▶ **Prompt**: The expected answer is every line of the material that contains the word "screenshot".

● ● ● ● ●

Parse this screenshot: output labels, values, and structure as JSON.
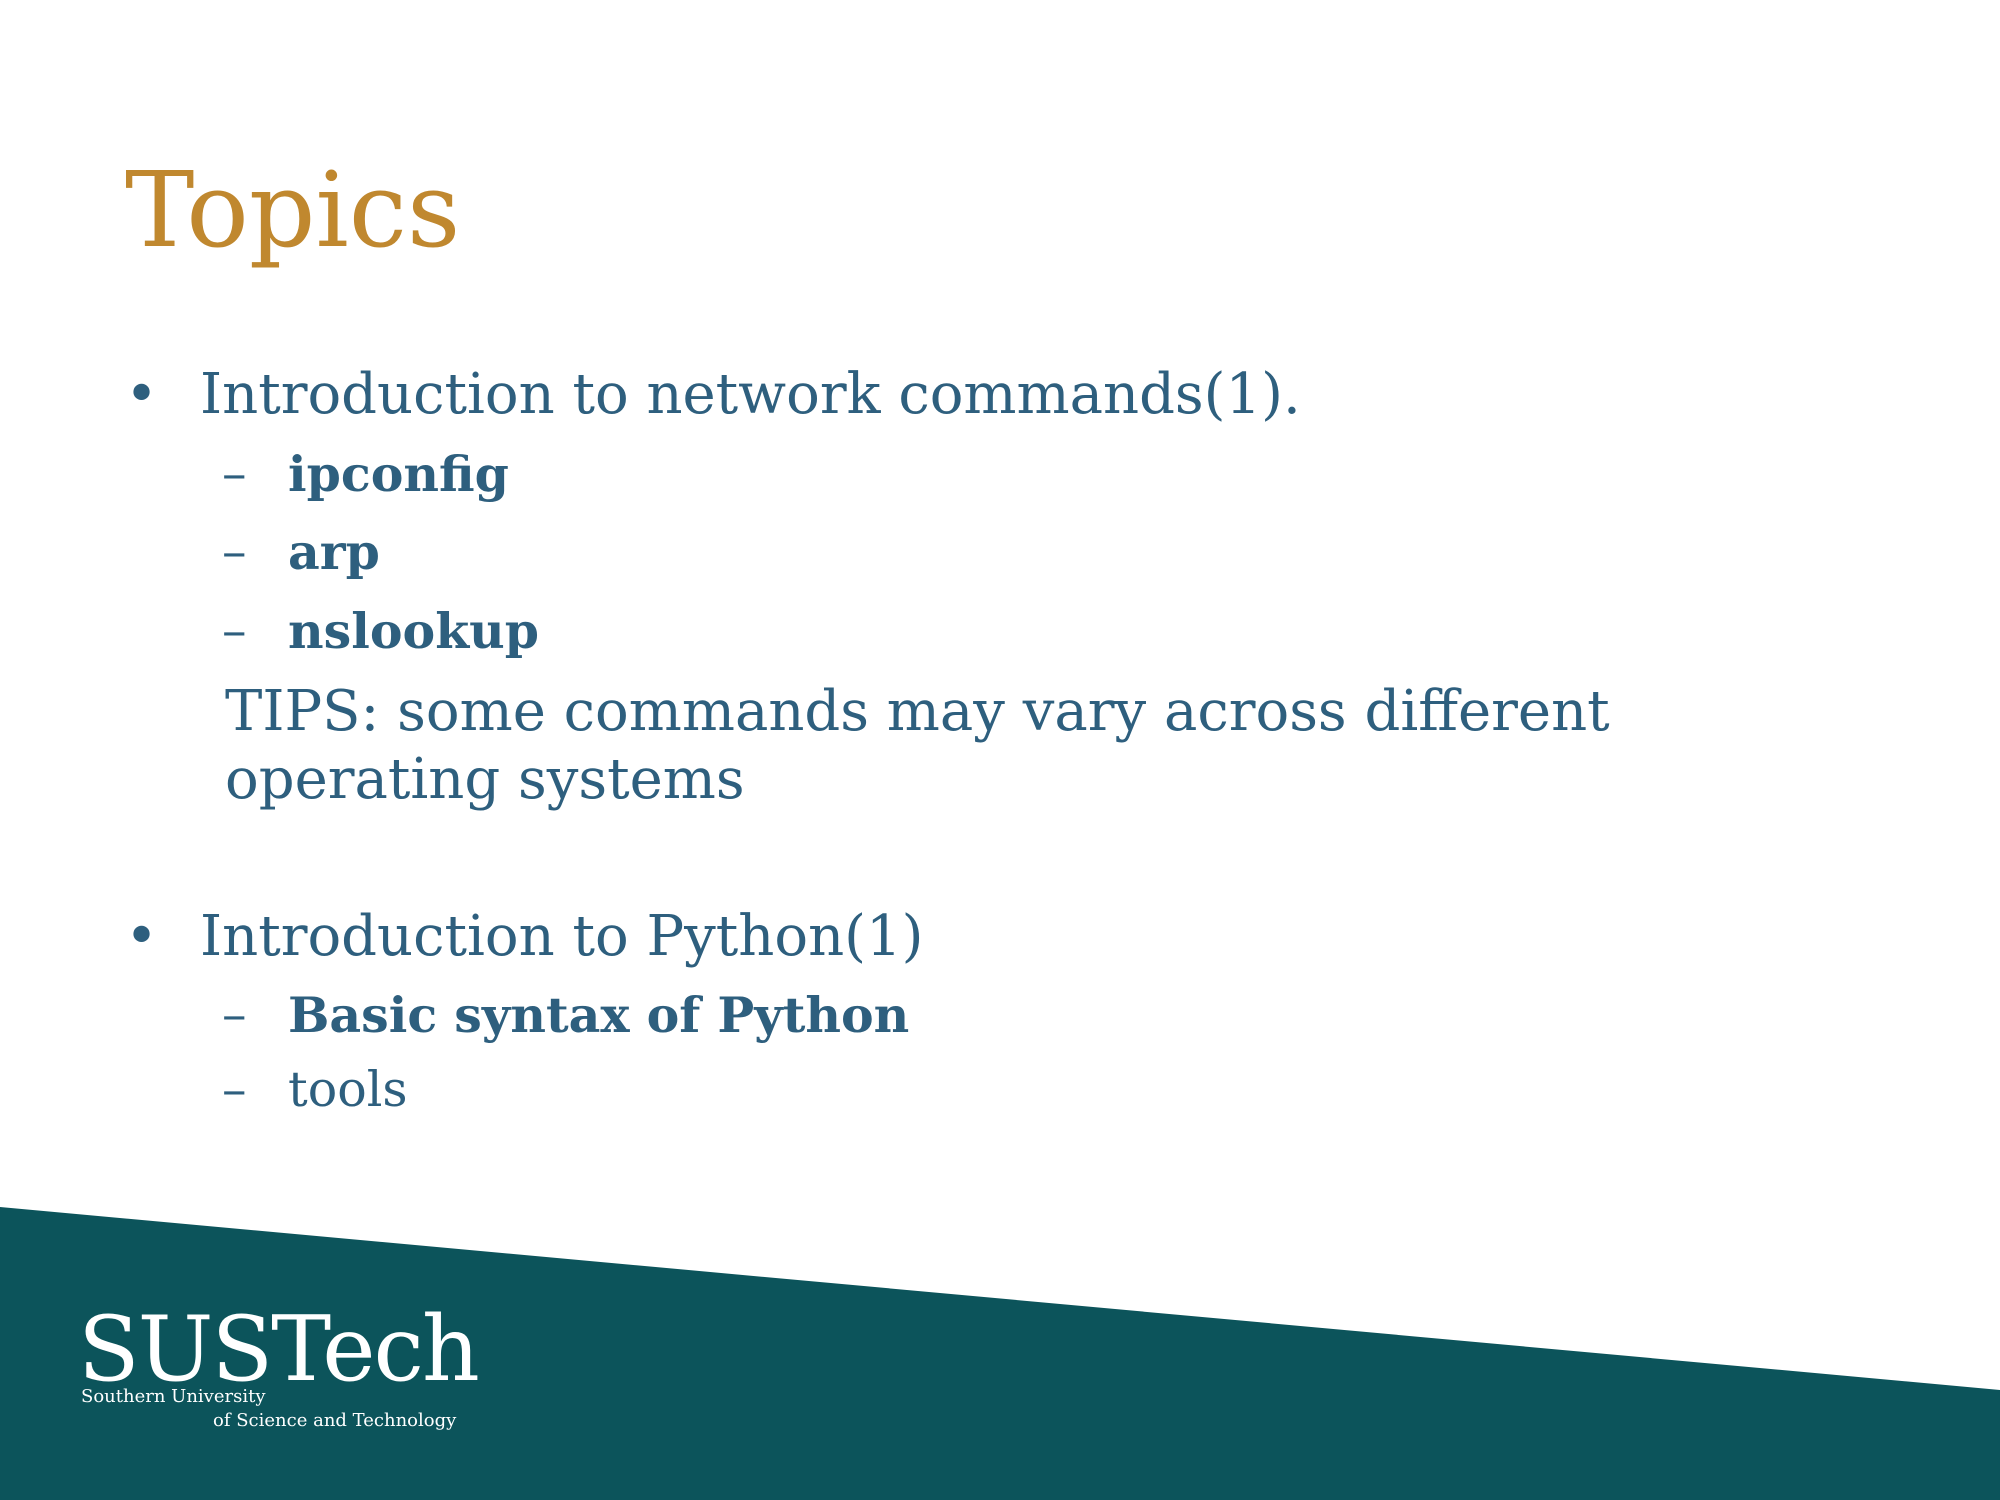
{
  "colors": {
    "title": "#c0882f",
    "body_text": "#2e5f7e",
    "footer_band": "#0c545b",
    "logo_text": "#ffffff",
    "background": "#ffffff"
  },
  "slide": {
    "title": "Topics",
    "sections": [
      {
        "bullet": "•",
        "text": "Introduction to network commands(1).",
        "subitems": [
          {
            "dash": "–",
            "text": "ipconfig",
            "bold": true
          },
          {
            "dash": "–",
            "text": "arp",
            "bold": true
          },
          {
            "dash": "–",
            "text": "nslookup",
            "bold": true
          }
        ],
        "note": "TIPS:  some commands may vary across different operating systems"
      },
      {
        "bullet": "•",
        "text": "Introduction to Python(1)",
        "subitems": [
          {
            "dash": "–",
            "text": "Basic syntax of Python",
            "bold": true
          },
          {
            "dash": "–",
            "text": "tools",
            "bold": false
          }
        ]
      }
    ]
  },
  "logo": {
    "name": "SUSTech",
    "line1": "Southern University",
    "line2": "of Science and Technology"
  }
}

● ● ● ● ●

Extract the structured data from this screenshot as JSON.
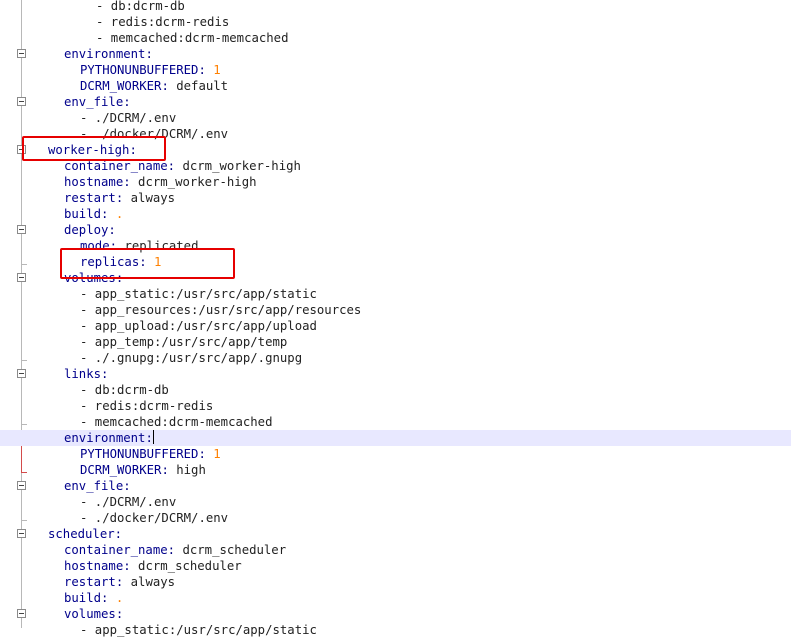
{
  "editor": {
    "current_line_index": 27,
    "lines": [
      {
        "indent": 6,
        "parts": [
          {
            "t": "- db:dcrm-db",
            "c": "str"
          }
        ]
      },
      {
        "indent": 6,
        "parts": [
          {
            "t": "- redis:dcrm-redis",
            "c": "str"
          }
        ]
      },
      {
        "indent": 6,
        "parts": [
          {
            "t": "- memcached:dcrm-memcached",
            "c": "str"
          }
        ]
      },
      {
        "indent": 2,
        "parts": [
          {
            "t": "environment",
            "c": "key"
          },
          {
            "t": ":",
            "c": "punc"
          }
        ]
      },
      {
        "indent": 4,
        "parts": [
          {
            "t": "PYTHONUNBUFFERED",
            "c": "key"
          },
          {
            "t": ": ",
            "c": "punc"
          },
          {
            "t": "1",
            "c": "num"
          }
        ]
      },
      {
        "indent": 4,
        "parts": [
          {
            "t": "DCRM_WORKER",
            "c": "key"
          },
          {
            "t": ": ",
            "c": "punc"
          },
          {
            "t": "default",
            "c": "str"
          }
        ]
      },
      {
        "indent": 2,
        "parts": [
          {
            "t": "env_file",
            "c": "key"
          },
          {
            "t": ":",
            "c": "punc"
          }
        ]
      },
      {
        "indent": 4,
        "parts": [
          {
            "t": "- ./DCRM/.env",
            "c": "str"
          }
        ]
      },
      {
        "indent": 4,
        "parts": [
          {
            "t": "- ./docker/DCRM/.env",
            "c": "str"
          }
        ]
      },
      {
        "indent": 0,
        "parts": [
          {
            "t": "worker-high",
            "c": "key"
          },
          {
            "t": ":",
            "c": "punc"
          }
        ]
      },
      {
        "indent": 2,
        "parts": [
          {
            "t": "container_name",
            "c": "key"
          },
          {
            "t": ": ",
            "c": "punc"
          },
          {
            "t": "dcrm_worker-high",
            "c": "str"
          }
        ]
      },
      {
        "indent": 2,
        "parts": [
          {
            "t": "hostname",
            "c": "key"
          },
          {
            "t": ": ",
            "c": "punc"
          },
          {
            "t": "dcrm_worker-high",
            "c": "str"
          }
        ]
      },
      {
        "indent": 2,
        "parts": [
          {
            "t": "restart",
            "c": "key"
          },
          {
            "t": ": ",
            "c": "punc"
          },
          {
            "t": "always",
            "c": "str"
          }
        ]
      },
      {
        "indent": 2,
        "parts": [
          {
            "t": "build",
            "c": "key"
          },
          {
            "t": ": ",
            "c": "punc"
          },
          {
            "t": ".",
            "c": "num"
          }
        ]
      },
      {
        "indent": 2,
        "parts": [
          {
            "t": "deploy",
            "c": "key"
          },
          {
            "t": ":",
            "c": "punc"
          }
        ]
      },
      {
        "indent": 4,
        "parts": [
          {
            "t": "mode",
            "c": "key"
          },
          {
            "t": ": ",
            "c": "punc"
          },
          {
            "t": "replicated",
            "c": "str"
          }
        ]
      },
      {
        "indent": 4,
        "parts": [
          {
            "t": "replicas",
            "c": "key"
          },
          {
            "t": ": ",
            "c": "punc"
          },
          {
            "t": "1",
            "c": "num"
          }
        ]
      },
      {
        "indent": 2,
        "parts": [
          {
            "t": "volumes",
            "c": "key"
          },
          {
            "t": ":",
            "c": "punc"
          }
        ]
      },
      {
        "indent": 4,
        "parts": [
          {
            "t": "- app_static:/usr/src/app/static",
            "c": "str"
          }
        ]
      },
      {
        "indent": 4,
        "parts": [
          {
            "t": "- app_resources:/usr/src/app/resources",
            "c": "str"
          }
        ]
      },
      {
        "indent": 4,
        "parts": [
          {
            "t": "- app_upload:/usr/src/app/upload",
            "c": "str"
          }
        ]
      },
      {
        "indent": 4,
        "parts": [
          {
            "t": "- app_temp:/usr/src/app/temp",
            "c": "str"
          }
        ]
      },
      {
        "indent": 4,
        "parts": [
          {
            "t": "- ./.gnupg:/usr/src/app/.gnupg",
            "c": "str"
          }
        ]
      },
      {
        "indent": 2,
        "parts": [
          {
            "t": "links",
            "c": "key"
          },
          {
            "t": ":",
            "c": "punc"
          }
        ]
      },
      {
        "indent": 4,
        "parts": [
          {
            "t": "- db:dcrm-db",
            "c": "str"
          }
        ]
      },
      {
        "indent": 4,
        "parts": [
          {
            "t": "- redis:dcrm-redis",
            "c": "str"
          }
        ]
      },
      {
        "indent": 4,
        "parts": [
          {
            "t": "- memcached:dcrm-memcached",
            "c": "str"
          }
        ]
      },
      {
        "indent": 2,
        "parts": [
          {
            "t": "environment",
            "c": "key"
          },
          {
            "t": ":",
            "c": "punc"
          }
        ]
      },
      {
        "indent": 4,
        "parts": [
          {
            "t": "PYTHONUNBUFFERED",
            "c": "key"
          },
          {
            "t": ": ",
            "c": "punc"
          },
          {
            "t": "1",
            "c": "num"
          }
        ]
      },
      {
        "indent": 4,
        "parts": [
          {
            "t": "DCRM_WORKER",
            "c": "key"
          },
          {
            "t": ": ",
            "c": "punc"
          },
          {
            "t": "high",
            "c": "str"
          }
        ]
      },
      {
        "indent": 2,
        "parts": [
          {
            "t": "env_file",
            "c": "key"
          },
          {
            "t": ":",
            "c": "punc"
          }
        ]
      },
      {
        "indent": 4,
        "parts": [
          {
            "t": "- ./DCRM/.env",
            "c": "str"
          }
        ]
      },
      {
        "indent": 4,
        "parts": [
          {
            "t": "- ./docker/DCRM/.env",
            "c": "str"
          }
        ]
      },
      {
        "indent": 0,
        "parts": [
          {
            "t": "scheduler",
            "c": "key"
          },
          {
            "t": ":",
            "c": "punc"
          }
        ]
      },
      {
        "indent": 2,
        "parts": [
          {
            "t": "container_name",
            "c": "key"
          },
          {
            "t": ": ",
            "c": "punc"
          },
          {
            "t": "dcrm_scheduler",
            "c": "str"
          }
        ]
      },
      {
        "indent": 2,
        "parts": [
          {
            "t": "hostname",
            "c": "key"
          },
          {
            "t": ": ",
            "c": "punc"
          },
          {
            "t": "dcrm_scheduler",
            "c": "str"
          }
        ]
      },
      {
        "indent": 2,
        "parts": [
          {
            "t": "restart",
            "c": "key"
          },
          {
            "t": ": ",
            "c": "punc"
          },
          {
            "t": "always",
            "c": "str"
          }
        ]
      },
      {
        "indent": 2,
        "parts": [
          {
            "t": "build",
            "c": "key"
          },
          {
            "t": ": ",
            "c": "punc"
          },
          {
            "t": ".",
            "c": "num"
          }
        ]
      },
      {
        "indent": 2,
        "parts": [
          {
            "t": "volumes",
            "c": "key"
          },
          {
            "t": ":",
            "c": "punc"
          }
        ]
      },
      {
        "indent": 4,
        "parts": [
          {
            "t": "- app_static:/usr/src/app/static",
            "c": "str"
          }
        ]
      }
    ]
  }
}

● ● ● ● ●

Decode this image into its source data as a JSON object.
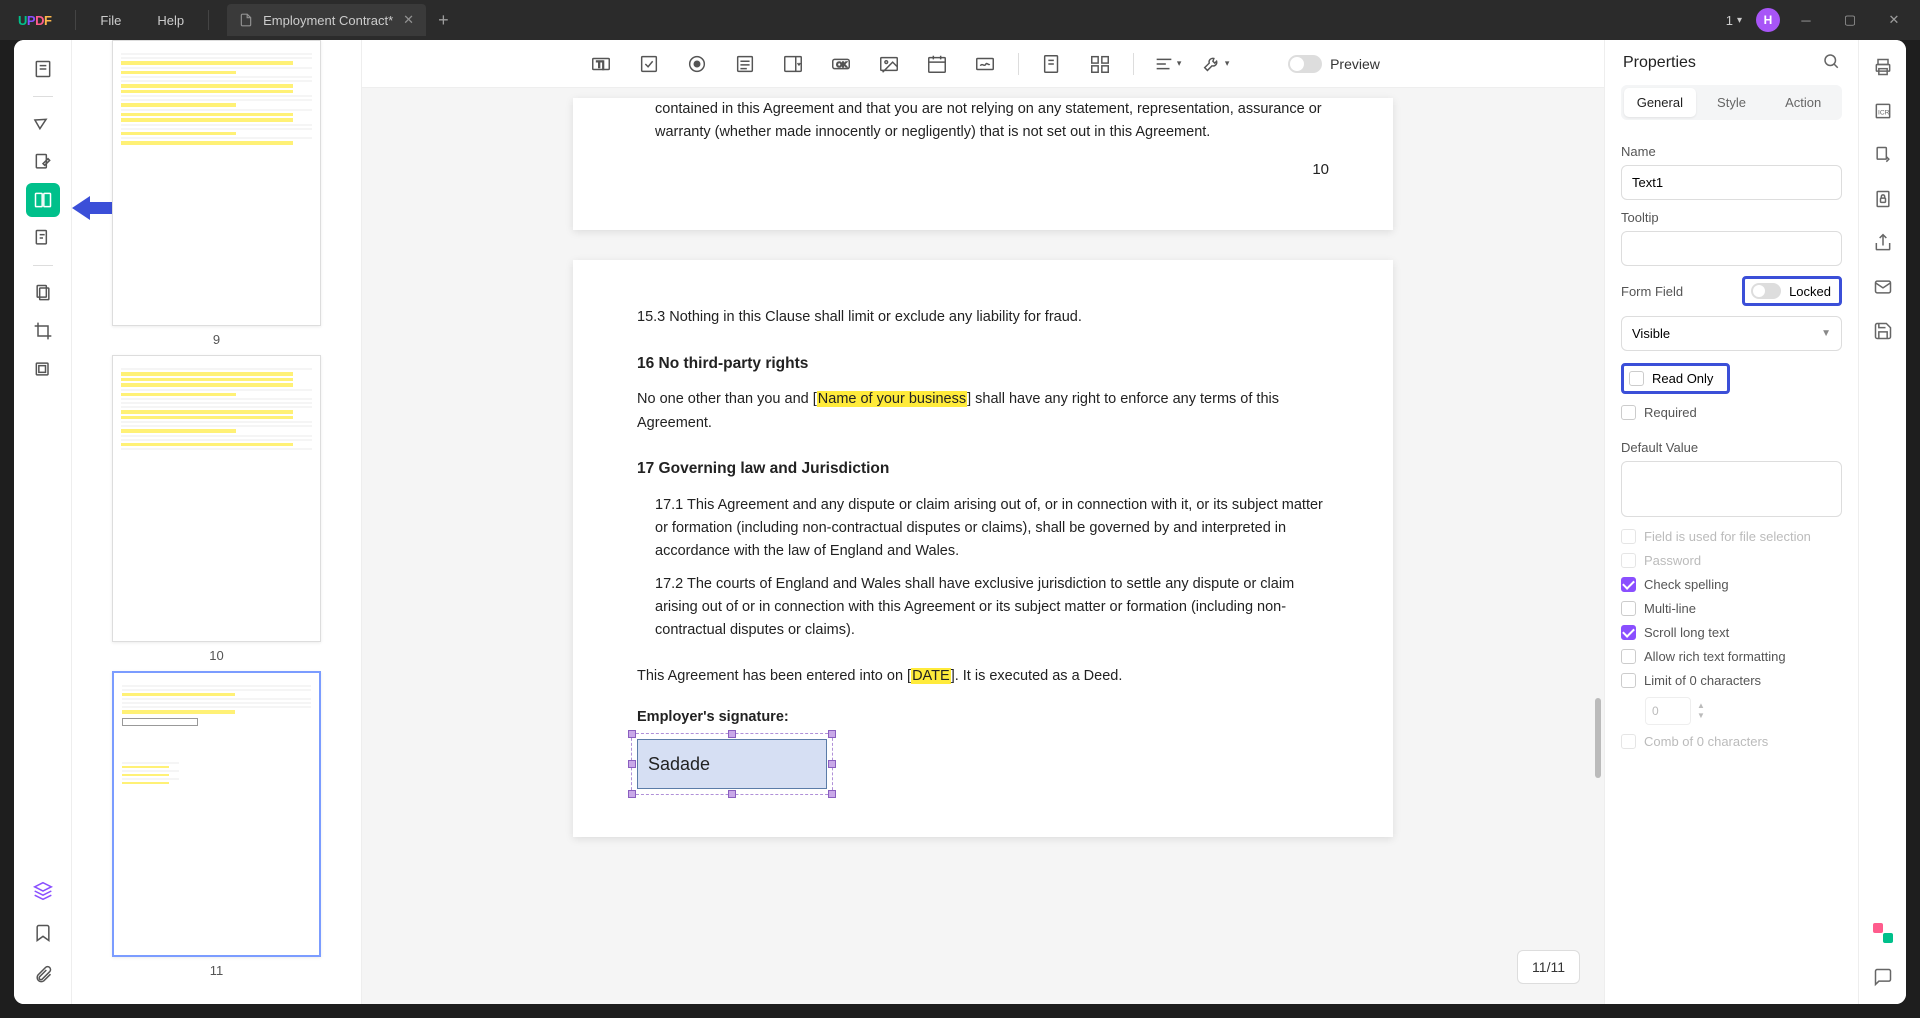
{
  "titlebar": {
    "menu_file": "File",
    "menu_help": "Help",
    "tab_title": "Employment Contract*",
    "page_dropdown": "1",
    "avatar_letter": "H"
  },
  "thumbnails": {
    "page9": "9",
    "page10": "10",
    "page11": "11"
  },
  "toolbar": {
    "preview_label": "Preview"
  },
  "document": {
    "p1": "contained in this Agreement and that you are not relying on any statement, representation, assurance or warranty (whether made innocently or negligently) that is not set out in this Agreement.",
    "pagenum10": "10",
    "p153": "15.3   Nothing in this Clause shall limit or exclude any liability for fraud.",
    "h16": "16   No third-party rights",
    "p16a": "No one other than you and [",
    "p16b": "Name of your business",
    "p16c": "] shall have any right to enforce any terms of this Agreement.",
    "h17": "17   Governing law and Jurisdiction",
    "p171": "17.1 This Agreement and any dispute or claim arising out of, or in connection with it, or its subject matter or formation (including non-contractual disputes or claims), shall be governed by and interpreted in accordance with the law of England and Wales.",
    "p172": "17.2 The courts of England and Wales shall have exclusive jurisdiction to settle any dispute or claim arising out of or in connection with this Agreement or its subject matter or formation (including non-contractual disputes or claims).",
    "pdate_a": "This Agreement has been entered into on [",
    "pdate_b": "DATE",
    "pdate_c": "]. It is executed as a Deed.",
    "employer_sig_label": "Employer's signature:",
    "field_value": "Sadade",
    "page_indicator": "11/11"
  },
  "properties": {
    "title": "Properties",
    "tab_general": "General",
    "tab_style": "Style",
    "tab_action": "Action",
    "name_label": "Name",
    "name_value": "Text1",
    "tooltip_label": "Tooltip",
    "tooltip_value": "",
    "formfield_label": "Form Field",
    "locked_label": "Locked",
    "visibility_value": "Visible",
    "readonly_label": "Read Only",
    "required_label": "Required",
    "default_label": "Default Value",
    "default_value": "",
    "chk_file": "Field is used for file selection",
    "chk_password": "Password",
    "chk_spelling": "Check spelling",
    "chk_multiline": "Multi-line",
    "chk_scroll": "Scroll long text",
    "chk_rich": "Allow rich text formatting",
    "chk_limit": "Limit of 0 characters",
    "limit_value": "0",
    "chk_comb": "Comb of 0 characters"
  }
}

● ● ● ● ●

▶ **The answer**:
Parse this screenshot: output labels, values, and structure as JSON.
Extract the structured data from this screenshot as JSON.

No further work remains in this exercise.